Recognizing that substantial research experience and individual mentorship are key to successful admission to top PhD programs, the new Pre-Doctoral Program in Policy matches exceptional graduates of professional master’s degree programs in public policy and administration with opportunities for research training, additional coursework, and faculty mentorship needed to prepare for an academic career.
- Up to two-years, full-time funded pre-doctoral research fellowship
- Intensive mentorship and support for PhD application process
- Opportunities to network across institutions
Who can apply
Eligible current or former graduate students may apply for a research fellowship appointment.
- Current enrollment in one of the participating institutions' master’s degree programs with anticipated graduation date by Summer 2021 OR completion of a master's degree in a qualifying program during the previous year (i.e., 2020).
- Commitment to diversity, equity, and inclusion as expressed through research interests or service activities, and an economic, educational, cultural, or geographic background underrepresented in doctoral programs
- Desire and potential to complete a doctoral graduate program in a field related to public policy
- Authorization to work in the United States
- Excellent oral and written communication skills
- Attention to detail and quality in data analysis and written material
- Ability to prioritize, adapt, and execute project tasks
How to apply

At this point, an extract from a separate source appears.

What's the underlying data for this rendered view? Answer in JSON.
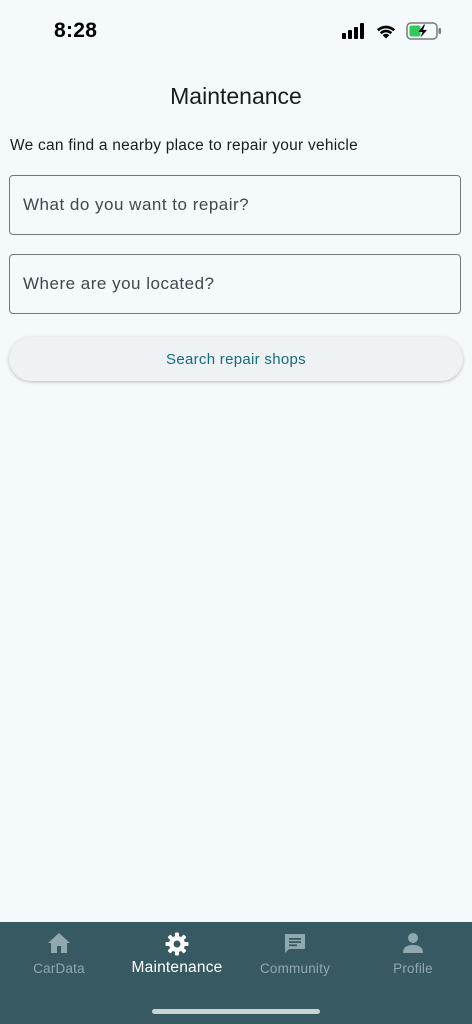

You can view all of the available opportunities at PolicyPreDoc.org. You can apply for an opportunity at more than one school. Interested in an opportunity at the Ford School? For full details and to submit an application for a Ford School fellowship, please visit here.
- Cover Letter: The cover letter should clearly address 1) the applicant’s faculty mentor of interest, 2) interest in pursuing a doctoral program, 3) discuss skills and experience that are relevant to the required qualifications described in this posting, and 4) describe how the applicant’s educational, economic, cultural, or geographic background and personal experience will help achieve the program’s goal of increasing and diversifying the pool of pre-doctoral candidates in policy. Please also include the names of three professors who could be contacted for a reference.
Applications are now open for positions beginning in fall 2021.
- March 17, 2021: Application open
- April 10, 2021: Application deadline
- Early May: Decision notification
- August/September 2021: Program start
Dean Yang is a professor in the Department of Economics and the Ford School of Public Policy at the University of Michigan. His research agenda spans a range of applied microeconomic topics, including international migration, microfinance, health, disasters, trade, religion, and political economy. Methodologically, much of his work involves randomized controlled trials in field settings, while other work involves unearthing and analyzing novel data sources. He is currently running randomized controlled trials on remittances among migrant workers in the UAE, and on HIV/AIDS interventions in Mozambique.
Charlotte Cavaille is an assistant professor at the Ford School. She received a PhD in Government and Social Policy from Harvard University. Her research examines the dynamics of popular attitudes towards redistributive social policies at a time of rising inequality, high fiscal stress and high levels of immigration. She is currently turning her dissertation, which received the 2016 Mancur Olson Best Dissertation Award, into a book manuscript entitled Asking for More: Support for Redistribution in the Age of Inequality. Building on that work, she also studies the relationship between immigration, the welfare state, and the rise of populism.
Betsey Stevenson is a professor of public policy and economics at the University of Michigan. She is a labor economist who has published widely in leading economics journals. Her research explores women's labor market experiences, the economic forces shaping the modern family, and how these labor market experiences and economic forces on the family influence each other. Dr Stevenson earned a BA in economics and mathematics from Wellesley College and an MA and PhD in economics from Harvard University.
Brian A. Jacob is the Walter H. Annenberg Professor of Education Policy and professor of economics at the Ford School, and is co-director of the Youth Policy Lab. His primary fields of interest are labor economics, program evaluation, and the economics of education. Brian’s current research focuses on urban school reform, with a particular emphasis on standards and accountability initiatives. He received a BA from Harvard University in 1992 and a PhD in public policy from the University of Chicago.